Majority of parents can’t even convince their kids to tidy up their bedrooms, so it’s impossible to encourage teenagers to dump their computers and work on an “impossible” endeavor, right? Probably not. There are methods to influence them to stretch out of their self zones and have greater concern for the people around them.
As a parent, the following steps can aid you molding your teens into responsible as well as community-loving adults someday:
1. Give them autonomy.
How would you probably like it if someone were to always breathe down your neck whenever you move? That’s exactly how it is for most teenagers. Adults can get quite defensive when this point is raised, saying their kids have to act more responsibly before they can be given autonomy. However, it’s the opposite that is actually true: how are young people to act more responsibly if they never get the chance? If anything, psychological studies have discovered that the more you place your trust on someone, the more he will likely behave as you want him to.
2. Show real empathy.
Empathy is so much more than simply putting yourself in the other person’s shoes or being a very comforting listener. It’s actually feeling the emotions of the other. For example, if your child’s pet fish died, you empathize not by saying “It’s understand how you feel.” To empathize is to grieve with him. If your teen is hung up on looking “uncool” when volunteering, don’t dismiss it as “teens being teens.” Empathy takes decisive action: how can you make volunteering cool?
3. Set a good example.
Kids have never been superb at listening to their parents, but they have always imitated them. And there’s a biological logic behind that. Ever heard of mirror neurons and how they affect group behavior? Bottom line is, don’t demand from your teens what you won’t do yourself.
4. Appreciate their contributions.
Feeling invisible to you is an excellent way to quash their motivation. After all, why pitch in when you feel like nothing’s changed? This is why it’s critical that you communicate to them that their work is highly valued. And you have to say it to each of them, and not merely address a group.
5. Give them a meaningful purpose.
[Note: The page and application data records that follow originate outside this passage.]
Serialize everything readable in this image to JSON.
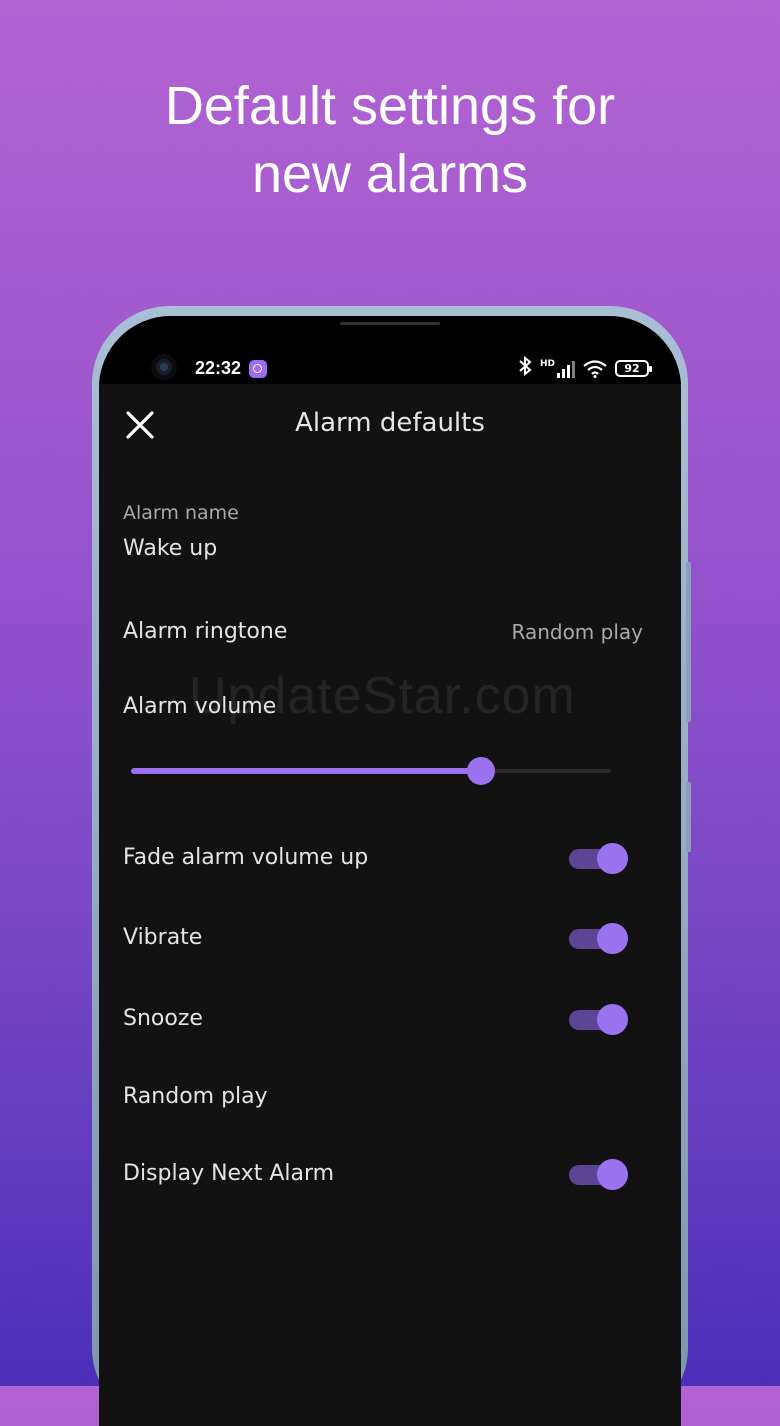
{
  "promo": {
    "headline_line1": "Default settings for",
    "headline_line2": "new alarms"
  },
  "status_bar": {
    "time": "22:32",
    "network_tag": "HD",
    "battery_level": "92",
    "icons": [
      "alarm-app-icon",
      "bluetooth-icon",
      "signal-icon",
      "wifi-icon",
      "battery-icon"
    ]
  },
  "app_bar": {
    "close_icon": "close-icon",
    "title": "Alarm defaults"
  },
  "settings": {
    "alarm_name": {
      "label": "Alarm name",
      "value": "Wake up"
    },
    "ringtone": {
      "label": "Alarm ringtone",
      "value": "Random play"
    },
    "volume": {
      "label": "Alarm volume",
      "level_fraction": 0.73
    },
    "fade_volume": {
      "label": "Fade alarm volume up",
      "enabled": true
    },
    "vibrate": {
      "label": "Vibrate",
      "enabled": true
    },
    "snooze": {
      "label": "Snooze",
      "enabled": true
    },
    "random_play": {
      "label": "Random play"
    },
    "display_next_alarm": {
      "label": "Display Next Alarm",
      "enabled": true
    }
  },
  "watermark": "UpdateStar.com",
  "colors": {
    "accent": "#9b72f0",
    "toggle_track": "#5d4596",
    "screen_background": "#121212",
    "gradient_top": "#b263d2",
    "gradient_bottom": "#4b2fb8"
  }
}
Why do these teens have to do all these things? Is it to make their parents happy or proud? Is it to have an excuse to spend time with someone they like? To get some kind of points from their teacher? All of these are poor motivation. Tell them how the youth’s service can matter to the general good of your community, and what’s at stake if they don’t show up. This is good motivation because a purpose in life is one of the most crucial factors of psychological as well as physical health. Proof is retiree volunteers living longer lives and being less likely to suffer depression compared to others who’d rather stay at home.